• **EXERCISE DESCRIPTION**
Restate the records word for word, omitting nothing.

• **DATA FOR ANALYSIS**
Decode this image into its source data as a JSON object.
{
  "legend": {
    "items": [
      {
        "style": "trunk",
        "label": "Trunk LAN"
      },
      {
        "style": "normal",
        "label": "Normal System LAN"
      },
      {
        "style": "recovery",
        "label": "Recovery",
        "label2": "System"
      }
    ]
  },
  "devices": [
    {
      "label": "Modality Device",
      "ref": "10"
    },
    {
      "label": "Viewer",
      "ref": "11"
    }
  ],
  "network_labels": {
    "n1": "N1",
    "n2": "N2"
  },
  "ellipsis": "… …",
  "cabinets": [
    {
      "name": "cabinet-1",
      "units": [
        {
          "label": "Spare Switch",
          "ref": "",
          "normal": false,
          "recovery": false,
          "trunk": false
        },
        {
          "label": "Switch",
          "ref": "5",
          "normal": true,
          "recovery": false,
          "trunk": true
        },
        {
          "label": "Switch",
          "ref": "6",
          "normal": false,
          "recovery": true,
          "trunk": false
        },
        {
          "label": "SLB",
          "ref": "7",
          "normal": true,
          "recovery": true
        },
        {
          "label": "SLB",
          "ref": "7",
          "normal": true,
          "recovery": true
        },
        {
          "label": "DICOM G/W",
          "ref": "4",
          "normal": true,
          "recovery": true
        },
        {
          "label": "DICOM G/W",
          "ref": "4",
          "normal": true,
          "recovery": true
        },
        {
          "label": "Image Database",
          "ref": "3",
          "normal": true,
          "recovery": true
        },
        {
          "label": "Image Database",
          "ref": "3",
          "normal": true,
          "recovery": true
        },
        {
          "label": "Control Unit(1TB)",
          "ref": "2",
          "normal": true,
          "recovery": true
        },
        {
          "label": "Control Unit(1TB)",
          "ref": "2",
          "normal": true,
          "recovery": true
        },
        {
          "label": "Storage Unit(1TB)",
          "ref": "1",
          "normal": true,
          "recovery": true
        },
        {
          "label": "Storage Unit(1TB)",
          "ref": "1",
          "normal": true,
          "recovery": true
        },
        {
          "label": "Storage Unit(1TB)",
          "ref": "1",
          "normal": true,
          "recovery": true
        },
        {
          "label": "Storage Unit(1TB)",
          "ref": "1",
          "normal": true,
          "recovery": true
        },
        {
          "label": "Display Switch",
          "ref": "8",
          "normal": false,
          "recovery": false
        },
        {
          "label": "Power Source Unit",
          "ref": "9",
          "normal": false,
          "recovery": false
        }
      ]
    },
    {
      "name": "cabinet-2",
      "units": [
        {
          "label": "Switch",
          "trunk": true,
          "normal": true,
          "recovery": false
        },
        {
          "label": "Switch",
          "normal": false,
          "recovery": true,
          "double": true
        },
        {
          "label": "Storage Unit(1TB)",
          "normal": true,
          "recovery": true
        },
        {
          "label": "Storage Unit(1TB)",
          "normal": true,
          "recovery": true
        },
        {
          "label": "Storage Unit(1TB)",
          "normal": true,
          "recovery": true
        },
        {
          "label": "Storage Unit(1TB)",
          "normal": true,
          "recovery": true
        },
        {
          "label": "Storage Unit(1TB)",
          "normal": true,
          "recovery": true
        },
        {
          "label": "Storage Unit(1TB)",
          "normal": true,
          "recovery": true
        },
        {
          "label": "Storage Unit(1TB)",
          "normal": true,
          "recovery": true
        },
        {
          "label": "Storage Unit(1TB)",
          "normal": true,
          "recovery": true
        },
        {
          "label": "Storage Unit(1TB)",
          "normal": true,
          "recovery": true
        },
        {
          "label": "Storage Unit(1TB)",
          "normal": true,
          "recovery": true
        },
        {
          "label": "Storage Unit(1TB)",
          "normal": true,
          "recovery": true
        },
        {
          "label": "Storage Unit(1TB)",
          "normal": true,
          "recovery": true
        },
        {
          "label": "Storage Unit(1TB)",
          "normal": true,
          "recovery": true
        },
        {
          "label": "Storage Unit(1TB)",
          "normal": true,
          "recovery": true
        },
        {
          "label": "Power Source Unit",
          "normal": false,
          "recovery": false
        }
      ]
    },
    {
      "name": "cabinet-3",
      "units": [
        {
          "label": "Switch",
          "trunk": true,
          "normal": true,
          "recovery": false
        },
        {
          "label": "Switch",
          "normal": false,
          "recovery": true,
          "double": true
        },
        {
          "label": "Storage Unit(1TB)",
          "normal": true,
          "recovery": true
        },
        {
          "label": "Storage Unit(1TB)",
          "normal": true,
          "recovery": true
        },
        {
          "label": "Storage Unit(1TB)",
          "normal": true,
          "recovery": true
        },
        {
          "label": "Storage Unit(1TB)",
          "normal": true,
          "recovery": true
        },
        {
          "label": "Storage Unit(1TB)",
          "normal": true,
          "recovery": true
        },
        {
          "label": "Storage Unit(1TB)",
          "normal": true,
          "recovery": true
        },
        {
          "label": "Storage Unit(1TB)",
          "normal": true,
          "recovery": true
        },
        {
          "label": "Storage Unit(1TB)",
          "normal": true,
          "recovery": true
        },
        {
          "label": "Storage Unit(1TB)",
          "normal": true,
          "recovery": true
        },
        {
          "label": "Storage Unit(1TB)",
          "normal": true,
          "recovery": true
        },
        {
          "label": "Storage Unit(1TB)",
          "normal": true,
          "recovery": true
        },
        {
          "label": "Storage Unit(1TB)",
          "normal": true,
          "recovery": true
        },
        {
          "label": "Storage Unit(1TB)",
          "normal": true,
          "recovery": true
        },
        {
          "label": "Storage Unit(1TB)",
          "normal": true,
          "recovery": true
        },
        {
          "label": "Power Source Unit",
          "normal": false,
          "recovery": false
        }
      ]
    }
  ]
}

• **WRITTEN ANSWER**
Decode this image into its source data as a JSON object.
{
  "legend": {
    "items": [
      {
        "style": "trunk",
        "label": "Trunk LAN"
      },
      {
        "style": "normal",
        "label": "Normal System LAN"
      },
      {
        "style": "recovery",
        "label": "Recovery",
        "label2": "System"
      }
    ]
  },
  "devices": [
    {
      "label": "Modality Device",
      "ref": "10"
    },
    {
      "label": "Viewer",
      "ref": "11"
    }
  ],
  "network_labels": {
    "n1": "N1",
    "n2": "N2"
  },
  "ellipsis": "… …",
  "cabinets": [
    {
      "name": "cabinet-1",
      "units": [
        {
          "label": "Spare Switch",
          "ref": "",
          "normal": false,
          "recovery": false,
          "trunk": false
        },
        {
          "label": "Switch",
          "ref": "5",
          "normal": true,
          "recovery": false,
          "trunk": true
        },
        {
          "label": "Switch",
          "ref": "6",
          "normal": false,
          "recovery": true,
          "trunk": false
        },
        {
          "label": "SLB",
          "ref": "7",
          "normal": true,
          "recovery": true
        },
        {
          "label": "SLB",
          "ref": "7",
          "normal": true,
          "recovery": true
        },
        {
          "label": "DICOM G/W",
          "ref": "4",
          "normal": true,
          "recovery": true
        },
        {
          "label": "DICOM G/W",
          "ref": "4",
          "normal": true,
          "recovery": true
        },
        {
          "label": "Image Database",
          "ref": "3",
          "normal": true,
          "recovery": true
        },
        {
          "label": "Image Database",
          "ref": "3",
          "normal": true,
          "recovery": true
        },
        {
          "label": "Control Unit(1TB)",
          "ref": "2",
          "normal": true,
          "recovery": true
        },
        {
          "label": "Control Unit(1TB)",
          "ref": "2",
          "normal": true,
          "recovery": true
        },
        {
          "label": "Storage Unit(1TB)",
          "ref": "1",
          "normal": true,
          "recovery": true
        },
        {
          "label": "Storage Unit(1TB)",
          "ref": "1",
          "normal": true,
          "recovery": true
        },
        {
          "label": "Storage Unit(1TB)",
          "ref": "1",
          "normal": true,
          "recovery": true
        },
        {
          "label": "Storage Unit(1TB)",
          "ref": "1",
          "normal": true,
          "recovery": true
        },
        {
          "label": "Display Switch",
          "ref": "8",
          "normal": false,
          "recovery": false
        },
        {
          "label": "Power Source Unit",
          "ref": "9",
          "normal": false,
          "recovery": false
        }
      ]
    },
    {
      "name": "cabinet-2",
      "units": [
        {
          "label": "Switch",
          "trunk": true,
          "normal": true,
          "recovery": false
        },
        {
          "label": "Switch",
          "normal": false,
          "recovery": true,
          "double": true
        },
        {
          "label": "Storage Unit(1TB)",
          "normal": true,
          "recovery": true
        },
        {
          "label": "Storage Unit(1TB)",
          "normal": true,
          "recovery": true
        },
        {
          "label": "Storage Unit(1TB)",
          "normal": true,
          "recovery": true
        },
        {
          "label": "Storage Unit(1TB)",
          "normal": true,
          "recovery": true
        },
        {
          "label": "Storage Unit(1TB)",
          "normal": true,
          "recovery": true
        },
        {
          "label": "Storage Unit(1TB)",
          "normal": true,
          "recovery": true
        },
        {
          "label": "Storage Unit(1TB)",
          "normal": true,
          "recovery": true
        },
        {
          "label": "Storage Unit(1TB)",
          "normal": true,
          "recovery": true
        },
        {
          "label": "Storage Unit(1TB)",
          "normal": true,
          "recovery": true
        },
        {
          "label": "Storage Unit(1TB)",
          "normal": true,
          "recovery": true
        },
        {
          "label": "Storage Unit(1TB)",
          "normal": true,
          "recovery": true
        },
        {
          "label": "Storage Unit(1TB)",
          "normal": true,
          "recovery": true
        },
        {
          "label": "Storage Unit(1TB)",
          "normal": true,
          "recovery": true
        },
        {
          "label": "Storage Unit(1TB)",
          "normal": true,
          "recovery": true
        },
        {
          "label": "Power Source Unit",
          "normal": false,
          "recovery": false
        }
      ]
    },
    {
      "name": "cabinet-3",
      "units": [
        {
          "label": "Switch",
          "trunk": true,
          "normal": true,
          "recovery": false
        },
        {
          "label": "Switch",
          "normal": false,
          "recovery": true,
          "double": true
        },
        {
          "label": "Storage Unit(1TB)",
          "normal": true,
          "recovery": true
        },
        {
          "label": "Storage Unit(1TB)",
          "normal": true,
          "recovery": true
        },
        {
          "label": "Storage Unit(1TB)",
          "normal": true,
          "recovery": true
        },
        {
          "label": "Storage Unit(1TB)",
          "normal": true,
          "recovery": true
        },
        {
          "label": "Storage Unit(1TB)",
          "normal": true,
          "recovery": true
        },
        {
          "label": "Storage Unit(1TB)",
          "normal": true,
          "recovery": true
        },
        {
          "label": "Storage Unit(1TB)",
          "normal": true,
          "recovery": true
        },
        {
          "label": "Storage Unit(1TB)",
          "normal": true,
          "recovery": true
        },
        {
          "label": "Storage Unit(1TB)",
          "normal": true,
          "recovery": true
        },
        {
          "label": "Storage Unit(1TB)",
          "normal": true,
          "recovery": true
        },
        {
          "label": "Storage Unit(1TB)",
          "normal": true,
          "recovery": true
        },
        {
          "label": "Storage Unit(1TB)",
          "normal": true,
          "recovery": true
        },
        {
          "label": "Storage Unit(1TB)",
          "normal": true,
          "recovery": true
        },
        {
          "label": "Storage Unit(1TB)",
          "normal": true,
          "recovery": true
        },
        {
          "label": "Power Source Unit",
          "normal": false,
          "recovery": false
        }
      ]
    }
  ]
}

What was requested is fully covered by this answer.